===== INFORMATION SUPPLIED =====

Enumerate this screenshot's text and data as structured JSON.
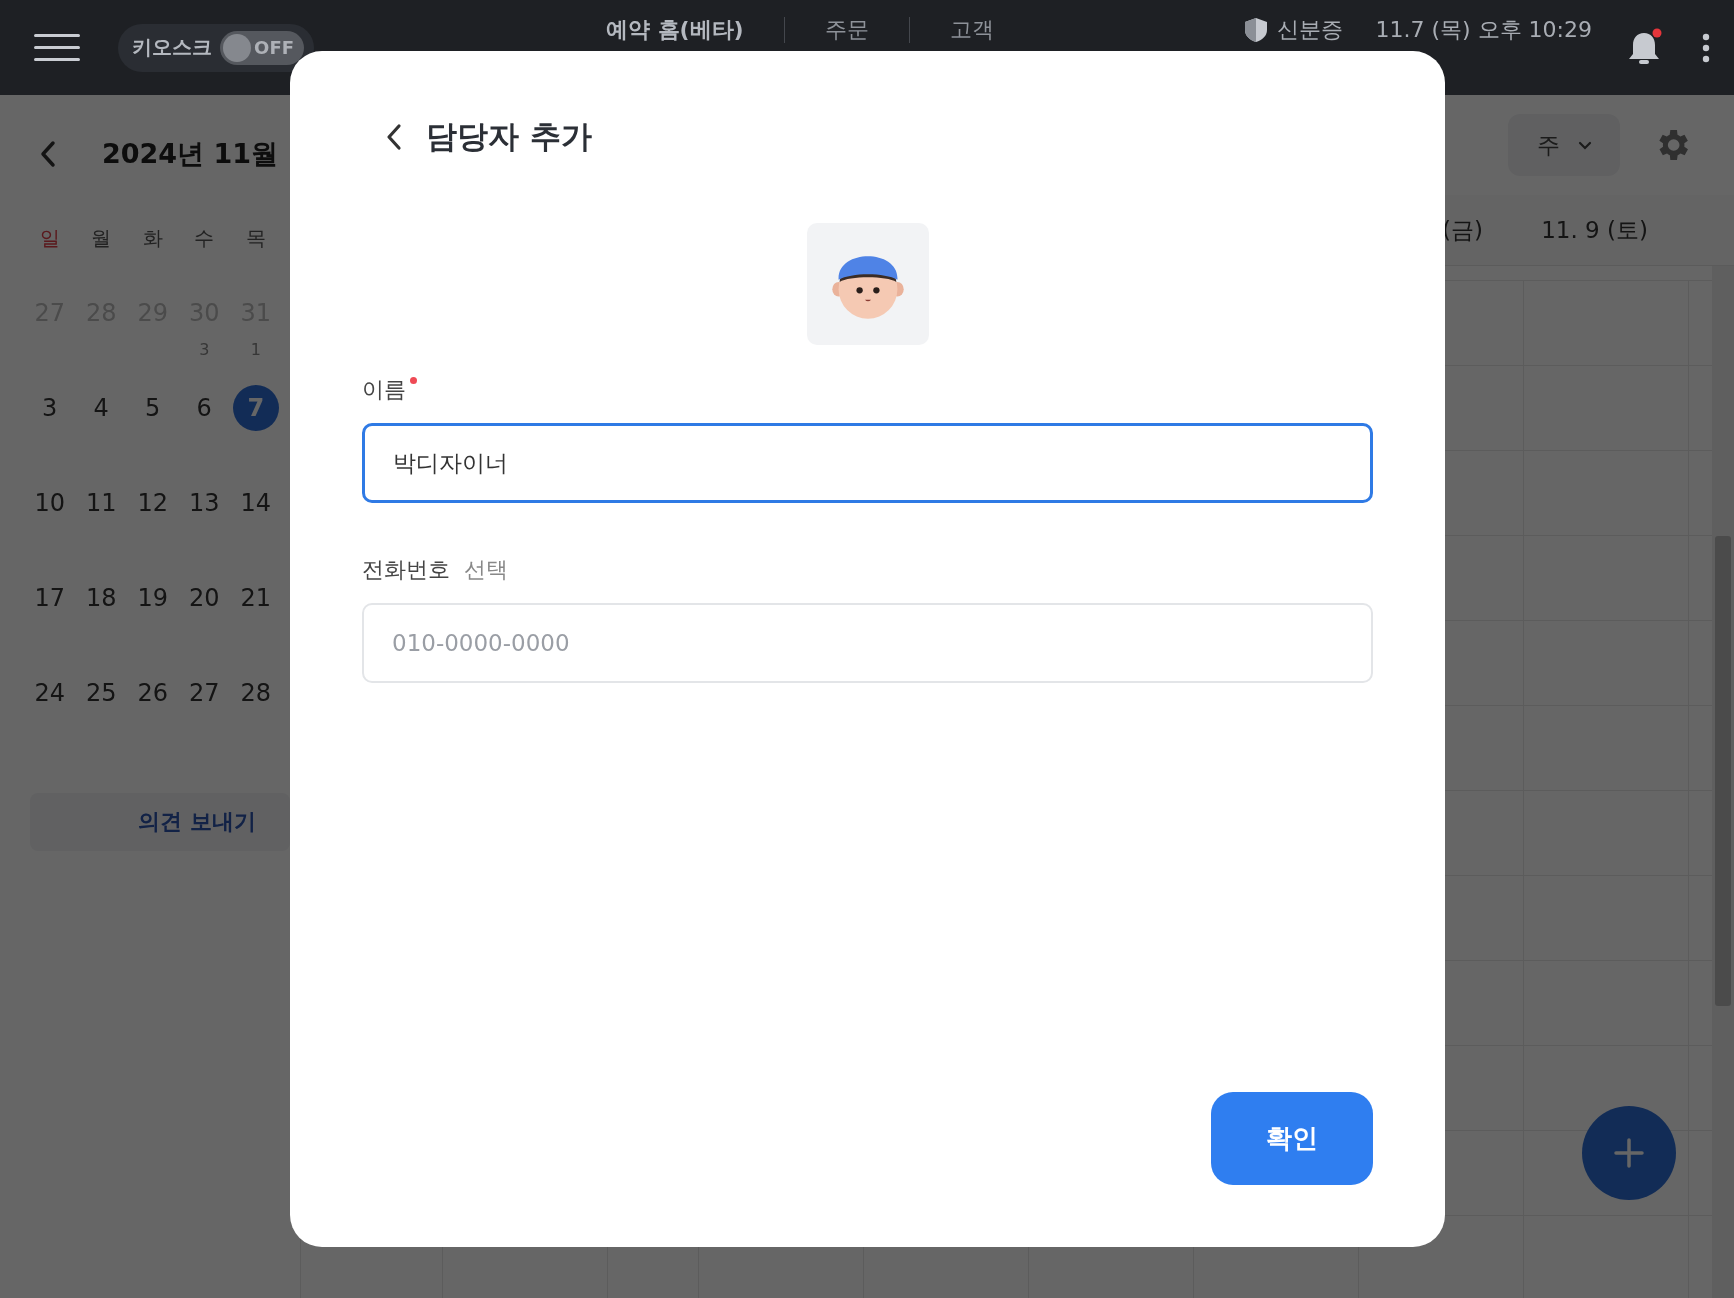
{
  "top_bar": {
    "kiosk": {
      "label": "키오스크",
      "toggle_text": "OFF",
      "on": false
    },
    "tabs": [
      {
        "label": "예약 홈(베타)",
        "selected": true
      },
      {
        "label": "주문",
        "selected": false
      },
      {
        "label": "고객",
        "selected": false
      }
    ],
    "id_button": "신분증",
    "datetime": "11.7 (목) 오후 10:29",
    "has_notification": true
  },
  "calendar": {
    "month": "2024년 11월",
    "weekdays": [
      {
        "label": "일",
        "sunday": true
      },
      {
        "label": "월",
        "sunday": false
      },
      {
        "label": "화",
        "sunday": false
      },
      {
        "label": "수",
        "sunday": false
      },
      {
        "label": "목",
        "sunday": false
      }
    ],
    "weeks": [
      [
        {
          "day": "27",
          "muted": true,
          "selected": false
        },
        {
          "day": "28",
          "muted": true,
          "selected": false
        },
        {
          "day": "29",
          "muted": true,
          "selected": false
        },
        {
          "day": "30",
          "muted": true,
          "selected": false,
          "count": "3"
        },
        {
          "day": "31",
          "muted": true,
          "selected": false,
          "count": "1"
        }
      ],
      [
        {
          "day": "3",
          "muted": false,
          "selected": false
        },
        {
          "day": "4",
          "muted": false,
          "selected": false
        },
        {
          "day": "5",
          "muted": false,
          "selected": false
        },
        {
          "day": "6",
          "muted": false,
          "selected": false
        },
        {
          "day": "7",
          "muted": false,
          "selected": true
        }
      ],
      [
        {
          "day": "10",
          "muted": false,
          "selected": false
        },
        {
          "day": "11",
          "muted": false,
          "selected": false
        },
        {
          "day": "12",
          "muted": false,
          "selected": false
        },
        {
          "day": "13",
          "muted": false,
          "selected": false
        },
        {
          "day": "14",
          "muted": false,
          "selected": false
        }
      ],
      [
        {
          "day": "17",
          "muted": false,
          "selected": false
        },
        {
          "day": "18",
          "muted": false,
          "selected": false
        },
        {
          "day": "19",
          "muted": false,
          "selected": false
        },
        {
          "day": "20",
          "muted": false,
          "selected": false
        },
        {
          "day": "21",
          "muted": false,
          "selected": false
        }
      ],
      [
        {
          "day": "24",
          "muted": false,
          "selected": false
        },
        {
          "day": "25",
          "muted": false,
          "selected": false
        },
        {
          "day": "26",
          "muted": false,
          "selected": false
        },
        {
          "day": "27",
          "muted": false,
          "selected": false
        },
        {
          "day": "28",
          "muted": false,
          "selected": false
        }
      ]
    ],
    "feedback_button": "의견 보내기"
  },
  "week_view": {
    "view_select": "주",
    "column_headers": [
      "(금)",
      "11. 9 (토)"
    ]
  },
  "dialog": {
    "title": "담당자 추가",
    "fields": [
      {
        "label": "이름",
        "required": true,
        "focused": true,
        "value": "박디자이너"
      },
      {
        "label": "전화번호",
        "required": false,
        "focused": false,
        "optional_tag": "선택",
        "placeholder": "010-0000-0000"
      }
    ],
    "confirm_button": "확인"
  }
}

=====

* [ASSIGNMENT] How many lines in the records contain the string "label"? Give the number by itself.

* [RESULT] 11